BEGIN DATA UNDER STUDY

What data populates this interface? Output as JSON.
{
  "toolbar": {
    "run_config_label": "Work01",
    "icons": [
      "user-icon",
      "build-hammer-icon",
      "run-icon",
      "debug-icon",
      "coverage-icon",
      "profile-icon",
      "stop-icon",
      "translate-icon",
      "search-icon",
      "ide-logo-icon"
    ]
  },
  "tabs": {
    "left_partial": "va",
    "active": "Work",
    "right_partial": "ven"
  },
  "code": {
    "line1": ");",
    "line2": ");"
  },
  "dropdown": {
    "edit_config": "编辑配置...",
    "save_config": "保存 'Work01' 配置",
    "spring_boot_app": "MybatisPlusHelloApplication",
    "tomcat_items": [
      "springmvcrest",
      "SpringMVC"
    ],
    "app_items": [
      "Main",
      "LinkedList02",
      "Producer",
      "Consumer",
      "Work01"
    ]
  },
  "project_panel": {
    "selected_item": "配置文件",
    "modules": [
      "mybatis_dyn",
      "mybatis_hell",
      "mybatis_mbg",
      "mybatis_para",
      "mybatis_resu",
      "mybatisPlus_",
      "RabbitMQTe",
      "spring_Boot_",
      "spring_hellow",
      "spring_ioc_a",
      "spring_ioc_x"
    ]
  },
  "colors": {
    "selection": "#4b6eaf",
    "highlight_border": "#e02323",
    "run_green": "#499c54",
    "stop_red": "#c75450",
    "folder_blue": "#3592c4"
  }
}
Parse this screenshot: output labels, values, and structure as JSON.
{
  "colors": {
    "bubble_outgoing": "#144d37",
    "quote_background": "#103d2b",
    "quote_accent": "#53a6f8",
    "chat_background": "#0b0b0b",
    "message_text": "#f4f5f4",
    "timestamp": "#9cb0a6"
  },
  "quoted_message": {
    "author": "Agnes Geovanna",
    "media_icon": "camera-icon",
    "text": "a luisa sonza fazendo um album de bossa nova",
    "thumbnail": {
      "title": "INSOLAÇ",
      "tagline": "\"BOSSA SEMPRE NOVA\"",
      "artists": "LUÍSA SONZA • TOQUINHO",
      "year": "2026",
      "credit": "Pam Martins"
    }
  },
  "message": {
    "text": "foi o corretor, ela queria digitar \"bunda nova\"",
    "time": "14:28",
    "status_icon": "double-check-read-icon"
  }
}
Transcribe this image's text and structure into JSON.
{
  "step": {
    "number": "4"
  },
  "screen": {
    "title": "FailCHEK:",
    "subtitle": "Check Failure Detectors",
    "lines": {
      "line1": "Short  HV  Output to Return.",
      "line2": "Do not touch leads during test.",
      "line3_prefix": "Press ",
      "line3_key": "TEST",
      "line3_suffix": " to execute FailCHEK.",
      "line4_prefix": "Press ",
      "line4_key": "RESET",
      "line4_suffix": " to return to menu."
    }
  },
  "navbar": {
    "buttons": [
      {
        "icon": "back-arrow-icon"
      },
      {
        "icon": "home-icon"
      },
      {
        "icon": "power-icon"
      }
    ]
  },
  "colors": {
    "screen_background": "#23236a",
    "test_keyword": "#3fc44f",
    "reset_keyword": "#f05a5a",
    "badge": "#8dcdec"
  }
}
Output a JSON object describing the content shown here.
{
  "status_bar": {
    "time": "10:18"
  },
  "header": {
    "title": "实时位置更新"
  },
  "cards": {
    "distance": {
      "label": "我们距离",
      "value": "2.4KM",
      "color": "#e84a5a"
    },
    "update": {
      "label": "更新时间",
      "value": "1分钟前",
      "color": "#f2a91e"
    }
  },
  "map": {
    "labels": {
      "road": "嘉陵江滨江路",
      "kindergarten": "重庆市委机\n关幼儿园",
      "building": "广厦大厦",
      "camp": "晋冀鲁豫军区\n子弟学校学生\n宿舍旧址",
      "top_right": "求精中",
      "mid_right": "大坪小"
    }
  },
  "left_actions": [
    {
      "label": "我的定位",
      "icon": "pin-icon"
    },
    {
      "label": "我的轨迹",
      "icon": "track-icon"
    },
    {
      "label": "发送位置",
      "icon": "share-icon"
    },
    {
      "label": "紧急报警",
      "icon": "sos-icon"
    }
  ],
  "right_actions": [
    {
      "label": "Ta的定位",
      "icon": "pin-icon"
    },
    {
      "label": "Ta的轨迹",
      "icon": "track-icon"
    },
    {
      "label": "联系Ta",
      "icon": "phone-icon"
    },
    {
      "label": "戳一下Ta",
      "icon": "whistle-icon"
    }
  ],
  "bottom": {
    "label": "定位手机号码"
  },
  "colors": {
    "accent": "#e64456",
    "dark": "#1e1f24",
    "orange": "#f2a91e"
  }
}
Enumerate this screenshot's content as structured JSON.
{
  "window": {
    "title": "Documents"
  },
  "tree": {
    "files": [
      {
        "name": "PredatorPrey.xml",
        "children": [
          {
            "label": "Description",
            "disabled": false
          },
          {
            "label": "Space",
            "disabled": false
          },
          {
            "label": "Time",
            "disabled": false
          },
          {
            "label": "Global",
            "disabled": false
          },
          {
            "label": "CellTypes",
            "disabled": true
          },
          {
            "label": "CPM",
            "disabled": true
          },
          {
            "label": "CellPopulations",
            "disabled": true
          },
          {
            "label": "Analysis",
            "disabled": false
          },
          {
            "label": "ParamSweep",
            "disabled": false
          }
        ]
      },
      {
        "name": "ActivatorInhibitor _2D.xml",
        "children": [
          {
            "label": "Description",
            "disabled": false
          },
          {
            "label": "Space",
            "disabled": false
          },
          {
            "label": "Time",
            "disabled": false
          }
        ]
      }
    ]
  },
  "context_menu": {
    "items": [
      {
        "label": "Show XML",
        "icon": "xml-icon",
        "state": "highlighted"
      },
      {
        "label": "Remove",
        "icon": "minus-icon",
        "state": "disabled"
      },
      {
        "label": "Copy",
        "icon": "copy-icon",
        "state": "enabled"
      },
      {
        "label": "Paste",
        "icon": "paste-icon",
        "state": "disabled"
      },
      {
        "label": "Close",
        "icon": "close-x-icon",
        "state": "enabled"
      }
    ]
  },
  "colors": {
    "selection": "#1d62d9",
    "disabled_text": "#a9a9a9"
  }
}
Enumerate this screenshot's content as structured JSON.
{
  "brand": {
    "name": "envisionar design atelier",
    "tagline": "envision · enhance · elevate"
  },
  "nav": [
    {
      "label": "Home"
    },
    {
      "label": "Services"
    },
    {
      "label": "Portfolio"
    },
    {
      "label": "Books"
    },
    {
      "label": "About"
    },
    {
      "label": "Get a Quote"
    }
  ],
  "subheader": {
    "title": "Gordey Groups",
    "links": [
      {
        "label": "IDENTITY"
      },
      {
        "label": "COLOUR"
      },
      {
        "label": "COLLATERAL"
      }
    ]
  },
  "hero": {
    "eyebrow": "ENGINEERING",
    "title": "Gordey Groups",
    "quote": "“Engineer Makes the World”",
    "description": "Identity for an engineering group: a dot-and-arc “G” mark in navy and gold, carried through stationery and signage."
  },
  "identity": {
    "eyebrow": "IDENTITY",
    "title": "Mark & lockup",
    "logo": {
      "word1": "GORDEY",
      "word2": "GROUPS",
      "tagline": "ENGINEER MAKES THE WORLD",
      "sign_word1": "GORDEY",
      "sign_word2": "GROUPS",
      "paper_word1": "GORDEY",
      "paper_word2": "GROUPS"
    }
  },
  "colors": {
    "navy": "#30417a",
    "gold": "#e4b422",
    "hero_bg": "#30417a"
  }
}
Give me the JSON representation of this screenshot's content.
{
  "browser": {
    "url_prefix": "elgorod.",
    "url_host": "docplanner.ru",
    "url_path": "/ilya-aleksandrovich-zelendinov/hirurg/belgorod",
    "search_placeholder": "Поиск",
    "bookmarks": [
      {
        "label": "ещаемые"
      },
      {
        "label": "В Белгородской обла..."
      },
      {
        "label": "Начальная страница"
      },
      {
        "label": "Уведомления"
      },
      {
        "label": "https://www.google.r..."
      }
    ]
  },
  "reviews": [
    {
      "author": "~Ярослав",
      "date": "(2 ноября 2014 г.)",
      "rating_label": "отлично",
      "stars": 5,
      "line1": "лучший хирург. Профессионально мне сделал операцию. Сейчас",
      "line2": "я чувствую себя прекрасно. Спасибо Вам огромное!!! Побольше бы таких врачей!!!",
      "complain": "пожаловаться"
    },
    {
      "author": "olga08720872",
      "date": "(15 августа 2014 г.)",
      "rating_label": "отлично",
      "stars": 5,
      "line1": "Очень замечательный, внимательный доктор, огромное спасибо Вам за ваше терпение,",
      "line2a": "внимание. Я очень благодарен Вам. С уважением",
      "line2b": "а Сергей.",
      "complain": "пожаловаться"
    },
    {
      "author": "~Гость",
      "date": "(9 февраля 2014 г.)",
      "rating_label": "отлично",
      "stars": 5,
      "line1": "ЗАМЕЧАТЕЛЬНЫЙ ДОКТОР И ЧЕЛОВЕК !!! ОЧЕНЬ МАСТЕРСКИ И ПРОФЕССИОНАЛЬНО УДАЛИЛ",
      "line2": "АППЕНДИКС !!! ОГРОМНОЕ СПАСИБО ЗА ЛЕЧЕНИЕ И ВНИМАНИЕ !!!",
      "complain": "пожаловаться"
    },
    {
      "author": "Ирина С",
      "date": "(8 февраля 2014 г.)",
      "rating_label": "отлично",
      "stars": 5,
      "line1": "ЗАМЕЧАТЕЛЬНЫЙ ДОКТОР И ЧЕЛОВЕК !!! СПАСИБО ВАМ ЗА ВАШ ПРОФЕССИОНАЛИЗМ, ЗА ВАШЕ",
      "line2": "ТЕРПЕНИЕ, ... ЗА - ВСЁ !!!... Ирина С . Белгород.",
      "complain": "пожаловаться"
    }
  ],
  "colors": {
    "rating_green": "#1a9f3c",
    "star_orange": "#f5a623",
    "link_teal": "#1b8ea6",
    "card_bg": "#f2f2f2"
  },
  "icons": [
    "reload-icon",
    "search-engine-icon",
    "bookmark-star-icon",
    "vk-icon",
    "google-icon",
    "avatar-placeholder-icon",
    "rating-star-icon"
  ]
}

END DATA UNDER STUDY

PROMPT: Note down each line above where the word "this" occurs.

ANSWER:
What data populates this interface? Output as JSON.
Parse this screenshot: output labels, values, and structure as JSON.
Transcribe this image's text and structure into JSON.
Enumerate this screenshot's content as structured JSON.
Enumerate this screenshot's content as structured JSON.
Give me the JSON representation of this screenshot's content.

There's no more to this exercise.